The European Union, China and 18 other countries and territories on Thursday launched a temporary system for appealing trade dispute rulings after the US-provoked collapse of the WTO appeals body.
The participants in the arrangement formally notified the World Trade Organization Thursday that the temporary appeals mechanism had entered into force.
The "interim appeal arrangement for WTO disputes becomes effective," the European Commission said in a statement.
The multi-party interim appeal arbitration arrangement (MPIA) is aimed to "reduce the uncertainties created by the situation of the WTO appeals body," the Swiss government explained in a separate statement.
The move comes after the WTO appeals panel, sometimes dubbed the supreme court of world trade, halted its operations in December after years of US opposition.
Washington, which accuses the court of serious overreach, has blocked the appointment of new judges, leaving it without the quorum of three needed to hear cases due to mandatory retirements.
Ahead of the December 11 shutdown, Canada and the EU struck a bilateral deal last July to set up an interim panel to hear appeals in disputes that might arise between Brussels and Ottawa.
Since then, a number of other countries have joined.
In addition to the EU, Canada and China, the participating countries and territories are Australia, Brazil, Chile, Colombia, Costa Rica, Guatemala, Hong Kong, Iceland, Mexico, New Zealand, Norway, Pakistan, Singapore, Switzerland, Ukraine and Uruguay.
The countries argue that the new system is designed to preserve the principle enshrined in international trade law that governments have the right to appeal in any dispute.

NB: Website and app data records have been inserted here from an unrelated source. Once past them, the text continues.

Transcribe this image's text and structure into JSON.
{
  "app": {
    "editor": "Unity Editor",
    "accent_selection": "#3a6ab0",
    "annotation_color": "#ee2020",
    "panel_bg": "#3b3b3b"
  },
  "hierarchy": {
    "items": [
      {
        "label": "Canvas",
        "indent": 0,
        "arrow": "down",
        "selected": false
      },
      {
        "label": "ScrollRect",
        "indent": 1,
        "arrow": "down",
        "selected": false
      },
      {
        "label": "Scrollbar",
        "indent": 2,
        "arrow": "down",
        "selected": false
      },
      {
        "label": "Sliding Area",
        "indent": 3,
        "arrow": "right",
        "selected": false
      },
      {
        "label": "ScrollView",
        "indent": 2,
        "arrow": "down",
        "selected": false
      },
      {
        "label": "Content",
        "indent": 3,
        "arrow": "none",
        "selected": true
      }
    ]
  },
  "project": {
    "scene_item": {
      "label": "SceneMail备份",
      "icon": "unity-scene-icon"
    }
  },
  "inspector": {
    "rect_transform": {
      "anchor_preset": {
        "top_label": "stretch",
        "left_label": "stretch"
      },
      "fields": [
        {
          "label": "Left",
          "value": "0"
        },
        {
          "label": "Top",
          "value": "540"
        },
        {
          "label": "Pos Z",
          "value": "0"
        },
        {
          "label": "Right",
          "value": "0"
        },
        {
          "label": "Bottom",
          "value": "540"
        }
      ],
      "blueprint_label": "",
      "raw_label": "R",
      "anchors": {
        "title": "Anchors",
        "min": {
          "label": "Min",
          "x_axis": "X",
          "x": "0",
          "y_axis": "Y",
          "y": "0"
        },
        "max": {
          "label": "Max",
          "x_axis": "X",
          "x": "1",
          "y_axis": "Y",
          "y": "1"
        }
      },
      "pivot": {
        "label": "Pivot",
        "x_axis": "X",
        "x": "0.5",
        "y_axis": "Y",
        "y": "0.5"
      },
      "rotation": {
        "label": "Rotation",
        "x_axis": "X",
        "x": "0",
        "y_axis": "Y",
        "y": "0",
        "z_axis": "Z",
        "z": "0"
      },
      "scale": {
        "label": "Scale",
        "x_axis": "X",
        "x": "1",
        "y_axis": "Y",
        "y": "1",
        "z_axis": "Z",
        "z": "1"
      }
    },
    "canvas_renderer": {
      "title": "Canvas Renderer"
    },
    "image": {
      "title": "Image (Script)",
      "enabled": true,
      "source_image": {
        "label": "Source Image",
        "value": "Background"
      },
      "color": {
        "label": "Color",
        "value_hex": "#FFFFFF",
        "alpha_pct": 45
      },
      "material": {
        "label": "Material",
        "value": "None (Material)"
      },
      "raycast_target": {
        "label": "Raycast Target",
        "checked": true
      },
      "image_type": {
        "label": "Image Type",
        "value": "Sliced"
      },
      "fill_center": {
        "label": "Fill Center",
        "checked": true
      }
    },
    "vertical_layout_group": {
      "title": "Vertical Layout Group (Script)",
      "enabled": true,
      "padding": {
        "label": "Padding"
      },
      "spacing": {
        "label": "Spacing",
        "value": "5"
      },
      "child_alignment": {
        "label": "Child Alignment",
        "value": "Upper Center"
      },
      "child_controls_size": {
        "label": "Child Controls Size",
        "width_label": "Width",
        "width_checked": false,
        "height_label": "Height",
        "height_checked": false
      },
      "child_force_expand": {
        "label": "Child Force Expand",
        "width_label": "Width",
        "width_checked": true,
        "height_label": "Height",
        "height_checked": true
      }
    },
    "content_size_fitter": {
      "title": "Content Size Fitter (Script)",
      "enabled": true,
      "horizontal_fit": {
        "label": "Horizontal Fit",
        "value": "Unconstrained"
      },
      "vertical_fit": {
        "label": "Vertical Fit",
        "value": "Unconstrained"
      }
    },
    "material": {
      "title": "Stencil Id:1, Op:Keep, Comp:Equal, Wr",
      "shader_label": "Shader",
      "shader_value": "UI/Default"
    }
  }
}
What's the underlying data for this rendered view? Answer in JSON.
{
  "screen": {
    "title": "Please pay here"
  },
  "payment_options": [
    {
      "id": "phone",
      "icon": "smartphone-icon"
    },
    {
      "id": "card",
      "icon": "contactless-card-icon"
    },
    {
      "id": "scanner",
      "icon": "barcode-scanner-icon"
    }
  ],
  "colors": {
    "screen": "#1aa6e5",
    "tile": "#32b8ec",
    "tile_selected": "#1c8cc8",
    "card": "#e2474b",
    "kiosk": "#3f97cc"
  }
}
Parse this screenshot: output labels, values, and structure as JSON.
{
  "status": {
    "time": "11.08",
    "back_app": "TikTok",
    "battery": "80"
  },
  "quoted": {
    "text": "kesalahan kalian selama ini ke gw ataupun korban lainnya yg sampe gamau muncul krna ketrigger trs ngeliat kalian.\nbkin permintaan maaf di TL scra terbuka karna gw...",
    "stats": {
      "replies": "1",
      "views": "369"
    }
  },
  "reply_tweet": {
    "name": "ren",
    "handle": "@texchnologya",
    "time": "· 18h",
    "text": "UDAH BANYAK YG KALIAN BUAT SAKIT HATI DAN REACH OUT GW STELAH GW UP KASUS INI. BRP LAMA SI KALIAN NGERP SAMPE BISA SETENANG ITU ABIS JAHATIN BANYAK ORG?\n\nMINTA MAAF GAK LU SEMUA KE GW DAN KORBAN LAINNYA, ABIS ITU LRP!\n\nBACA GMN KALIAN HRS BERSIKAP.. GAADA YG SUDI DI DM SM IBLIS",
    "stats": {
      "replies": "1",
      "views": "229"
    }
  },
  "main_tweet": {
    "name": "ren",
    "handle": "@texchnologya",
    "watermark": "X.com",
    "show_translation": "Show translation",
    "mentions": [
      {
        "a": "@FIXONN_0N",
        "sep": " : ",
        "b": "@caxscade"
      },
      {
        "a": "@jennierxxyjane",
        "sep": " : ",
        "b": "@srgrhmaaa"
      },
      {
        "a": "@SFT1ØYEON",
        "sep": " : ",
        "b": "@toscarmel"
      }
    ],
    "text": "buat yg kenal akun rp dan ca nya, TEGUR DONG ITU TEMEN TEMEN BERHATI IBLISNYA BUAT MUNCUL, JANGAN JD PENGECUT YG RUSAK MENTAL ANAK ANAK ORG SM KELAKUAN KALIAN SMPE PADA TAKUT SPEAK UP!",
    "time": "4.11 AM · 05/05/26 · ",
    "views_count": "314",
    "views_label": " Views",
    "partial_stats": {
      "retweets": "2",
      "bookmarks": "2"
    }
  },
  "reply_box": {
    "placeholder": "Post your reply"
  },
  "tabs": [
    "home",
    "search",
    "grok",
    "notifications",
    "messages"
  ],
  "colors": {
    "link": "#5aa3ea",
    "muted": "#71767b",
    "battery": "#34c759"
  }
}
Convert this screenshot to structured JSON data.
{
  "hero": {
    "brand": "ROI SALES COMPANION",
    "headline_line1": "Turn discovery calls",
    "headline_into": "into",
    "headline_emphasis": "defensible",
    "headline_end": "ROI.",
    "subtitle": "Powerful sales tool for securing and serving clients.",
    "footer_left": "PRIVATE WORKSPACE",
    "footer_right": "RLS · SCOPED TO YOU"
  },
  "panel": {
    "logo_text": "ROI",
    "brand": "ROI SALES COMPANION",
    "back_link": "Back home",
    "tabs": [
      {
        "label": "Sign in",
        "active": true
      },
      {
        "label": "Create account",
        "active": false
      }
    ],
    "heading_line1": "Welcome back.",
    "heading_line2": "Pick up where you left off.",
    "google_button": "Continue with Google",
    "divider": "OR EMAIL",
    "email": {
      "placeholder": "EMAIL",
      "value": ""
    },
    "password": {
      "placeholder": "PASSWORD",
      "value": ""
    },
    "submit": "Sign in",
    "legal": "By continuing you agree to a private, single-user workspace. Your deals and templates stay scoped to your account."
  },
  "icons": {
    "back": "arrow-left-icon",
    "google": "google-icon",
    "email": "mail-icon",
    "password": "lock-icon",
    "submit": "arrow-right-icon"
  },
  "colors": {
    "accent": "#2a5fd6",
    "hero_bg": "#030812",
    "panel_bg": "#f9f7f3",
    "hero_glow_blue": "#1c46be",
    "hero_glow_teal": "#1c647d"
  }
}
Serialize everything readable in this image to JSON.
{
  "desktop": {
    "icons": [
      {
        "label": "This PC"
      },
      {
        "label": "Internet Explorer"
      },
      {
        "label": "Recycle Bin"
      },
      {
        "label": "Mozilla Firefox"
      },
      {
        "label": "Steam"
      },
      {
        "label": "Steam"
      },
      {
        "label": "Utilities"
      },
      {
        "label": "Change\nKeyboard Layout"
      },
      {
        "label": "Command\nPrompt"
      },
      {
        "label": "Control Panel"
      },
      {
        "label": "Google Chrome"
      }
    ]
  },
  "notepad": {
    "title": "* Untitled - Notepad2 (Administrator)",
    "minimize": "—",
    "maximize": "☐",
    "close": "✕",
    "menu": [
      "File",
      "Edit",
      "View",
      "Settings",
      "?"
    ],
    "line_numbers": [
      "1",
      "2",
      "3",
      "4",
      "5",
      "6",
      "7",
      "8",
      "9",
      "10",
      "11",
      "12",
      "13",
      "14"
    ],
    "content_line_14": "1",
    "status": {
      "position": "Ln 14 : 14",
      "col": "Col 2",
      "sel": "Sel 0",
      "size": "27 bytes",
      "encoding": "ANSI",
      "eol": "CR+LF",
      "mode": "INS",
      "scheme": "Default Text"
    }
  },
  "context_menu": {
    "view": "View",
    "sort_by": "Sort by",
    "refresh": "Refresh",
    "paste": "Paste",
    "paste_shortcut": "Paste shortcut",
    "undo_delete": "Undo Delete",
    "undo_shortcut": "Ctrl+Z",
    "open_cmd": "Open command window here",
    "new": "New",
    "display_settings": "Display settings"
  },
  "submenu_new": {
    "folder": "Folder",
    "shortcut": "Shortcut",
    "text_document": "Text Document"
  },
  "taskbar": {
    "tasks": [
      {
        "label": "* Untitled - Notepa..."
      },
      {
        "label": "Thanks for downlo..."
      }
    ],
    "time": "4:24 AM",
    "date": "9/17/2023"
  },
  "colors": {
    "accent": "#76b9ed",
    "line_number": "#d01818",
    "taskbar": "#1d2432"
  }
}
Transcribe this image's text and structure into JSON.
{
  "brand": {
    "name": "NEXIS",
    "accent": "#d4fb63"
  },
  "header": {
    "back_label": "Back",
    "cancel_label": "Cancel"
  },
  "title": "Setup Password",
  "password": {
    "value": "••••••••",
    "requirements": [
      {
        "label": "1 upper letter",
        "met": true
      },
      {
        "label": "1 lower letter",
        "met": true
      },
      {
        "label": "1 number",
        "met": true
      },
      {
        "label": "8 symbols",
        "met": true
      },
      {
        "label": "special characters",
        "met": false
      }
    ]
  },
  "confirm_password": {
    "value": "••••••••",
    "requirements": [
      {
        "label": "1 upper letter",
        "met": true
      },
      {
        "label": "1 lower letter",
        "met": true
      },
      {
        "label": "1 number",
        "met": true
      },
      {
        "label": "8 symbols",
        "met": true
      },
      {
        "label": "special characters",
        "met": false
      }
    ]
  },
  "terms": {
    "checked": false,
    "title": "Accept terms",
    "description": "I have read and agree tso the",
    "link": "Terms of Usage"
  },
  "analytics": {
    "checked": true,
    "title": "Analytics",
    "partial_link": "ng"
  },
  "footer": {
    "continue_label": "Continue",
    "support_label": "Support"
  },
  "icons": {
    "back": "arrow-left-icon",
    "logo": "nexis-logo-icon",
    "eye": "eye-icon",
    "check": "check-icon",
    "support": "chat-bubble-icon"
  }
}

It is based on Article 25, a rarely-used provision of the WTO Dispute Settlement Understanding.
According to Thursday's notification, any appeals filed under the temporary system will be heard by three appeal arbitrators selected from a pool of 10 international trade law experts, who are "unaffiliated with any government".
The MPIA arbitrators will have 90 days to reach a verdict following the filing of the appeals notice, with the possibility to request a 90-day extension.
The participants, who have all committed to adhere to the ruling, have stressed that the temporary system will cease to exist once WTO's true appeals body begins functioning again.
The US has had wide-ranging concerns about the WTO appellate branch that predate President Donald Trump.
The administration of former president Barack Obama began a policy of blocking the appointment of appeals judges over concerns that their rulings violated American interests.
But Trump's trade team both extended that policy and escalated the fight, arguing in particular that the US Constitution does not permit a foreign court to supersede an American one.
US concerns regarding the WTO appeals court include allegations of judicial overreach, delays in rendering decisions and bloated judges' salaries.